You can’t wait for inspiration. You have to go after it with a club.
Can you create your best work without inspiration?
Some prolific and successful writers such as Stephen King and Nora Roberts have no time for inspiration, dismissing the search for it as an excuse for failure to produce.
Others swear by the eureka moment that hits while showering, compelling them to run to their keyboard still dripping so as to capture their brilliant insight before it fades.
Do you have to choose between 1% inspiration and 99% perspiration, or can you have both?
Inspiration exists, but it has to find you working.
Creativity and inspiration are not the same. They can exist separately or together. We’re all creative, but we’re not always inspired. You can make a cake or write a story by gathering your materials and starting. The result will be serviceable if you know what you’re doing.
Inspiration turns good into great, and great into sublime.
Think about the last time you were truly struck by an idea. It seemed to come from nowhere. Perhaps you were waiting in line or thinking about something else entirely. Perhaps you were half-way through your piece and suddenly you went off in a different direction like you were possessed to change the story.
It’s hard to explain. You might say your characters told you what they wanted, the essay unfolded or that you had a hunch, or you shrug your shoulders and say it just felt right.
The Ancient Greeks would say your muse had whispered in your ear. Science says your brain used near-miraculous processing to bring forth genius.
Neuroscience has shown that the creative act involves higher level brain activity. Ordinary pattern recognition steps up to a level where the brain can make new connections. That’s creativity – connecting things.
You can make a fire with two sticks rubbed together and oxygen. Both are essential and together they are sufficient, with enough effort.
Add a spark, and you shorten the process. The spark is neither necessary nor sufficient on its own. But allied to enough kindling and skill, your efforts can go into making a bigger, brighter flame.
Fire = kindling + oxygen + skill
Creation = spark of inspiration + kindling of ideas + skill
Now you need to make sure that inspiration can find you ready and waiting.
The Unsexy Path to Unlimited Inspiration
Whether it’s a painter finding his way each morning to the easel, or a medical researcher returning daily to the laboratory, the routine is as much a part of the creative process as the lightning bolt of inspiration, maybe more.
Every act of creation has process at its heart. Every marvellous work you admire is rooted in skills which are hard won and honed by repetition. So before you think about being inspired, you have to do the work of being able to do the work. Always.
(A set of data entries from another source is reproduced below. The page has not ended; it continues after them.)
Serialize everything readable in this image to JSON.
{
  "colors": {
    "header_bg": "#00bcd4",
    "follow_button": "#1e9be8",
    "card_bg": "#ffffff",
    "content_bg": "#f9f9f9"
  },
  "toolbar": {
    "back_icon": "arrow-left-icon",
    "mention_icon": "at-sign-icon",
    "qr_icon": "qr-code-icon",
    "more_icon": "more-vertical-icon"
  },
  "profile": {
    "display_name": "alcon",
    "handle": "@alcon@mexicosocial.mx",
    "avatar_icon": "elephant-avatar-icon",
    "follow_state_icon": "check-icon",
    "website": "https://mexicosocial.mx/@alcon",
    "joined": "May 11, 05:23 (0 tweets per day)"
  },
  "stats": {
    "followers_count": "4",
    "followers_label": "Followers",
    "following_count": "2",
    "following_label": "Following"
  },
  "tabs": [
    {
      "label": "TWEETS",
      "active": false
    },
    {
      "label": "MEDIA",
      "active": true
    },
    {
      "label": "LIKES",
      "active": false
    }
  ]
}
In the beginning, forget about inspiration and work on your craft daily. You need to level up before you can take advantage of it. Check your progress with whatever measure you like, just be sure that you’re doing better work, not just more of the same.
The rules of writing (painting, photography, or anything you like) are boring to learn. Learn the rules anyway, so that when inspiration strikes you know which to break and which to follow. Put in the practice time so that when spark meets kindling, you’re ready.
Inspiration is there all the time. For everyone whose mind is not clouded over with thoughts whether they realize it or not.
Just as a flame needs oxygen, inspiration thrives in open space. An open mind is unusually receptive to new patterns. Meditation may be useful but it’s not absolutely necessary.
Daydreaming, naming clouds, or watching a raindrop crawl down a window can all quiet the mind and allow new ideas to surface.
Some people get their breakthroughs while doing dishes or laundry. It’s a time to let our brains idle. For others, free-writing nudges thinking into a less directed state, like doing morning pages for The Artist’s Way.
Others find mental stillness on the move. Walking, running, swimming or even sweeping a floor might work for you.
Everything Is Material
How vain it is to sit down to write when you have not stood up to live.
If creativity is connecting things, make sure you have plenty of material to work from. You’ll have to sift through a lot of rocks to find that nugget of gold.
Get out from your routine and search out something new. Read something outside your comfort zone, outside your genre. Read non-fiction, look at architecture or a photography magazine. Read a novel you think is trashy and one you think is classic. Re-read the books you loved when you were twelve, or twenty-one.
Visit a museum and spend thirty minutes with a single exhibit. Examine it from all angles. Think about the materials and techniques that made it. Imagine it in your sitting room. Take a picture for later. Print the picture and sleep with it under your pillow.
Talk to people properly, by which I mean ask them about themselves and listen to the answers. We all have a tale to tell and some of them are fascinating.
Visit an unfamiliar place. This could be a new town or part of your hometown where you never go. If you live in a city, take the tourist bus tour and learn something new. Examine buildings, notice carvings and old facades. Sometimes all you need to do is raise your eyes to see much more.
A Marriage of Opposites
It’s a dull, grey world without inspiration. And without perspiration and effort, nothing would be finished. We need both.
When you feel like you’re just plodding along and you’re missing something, make room for inspiration. Build your skillset so that you can realise new, bigger ideas.
Be curious, give your brain space to spark new connections, and always be seeking out new materials to feed it. If anyone can make this marriage of opposites work, it’s a creative person like you.
Go to it.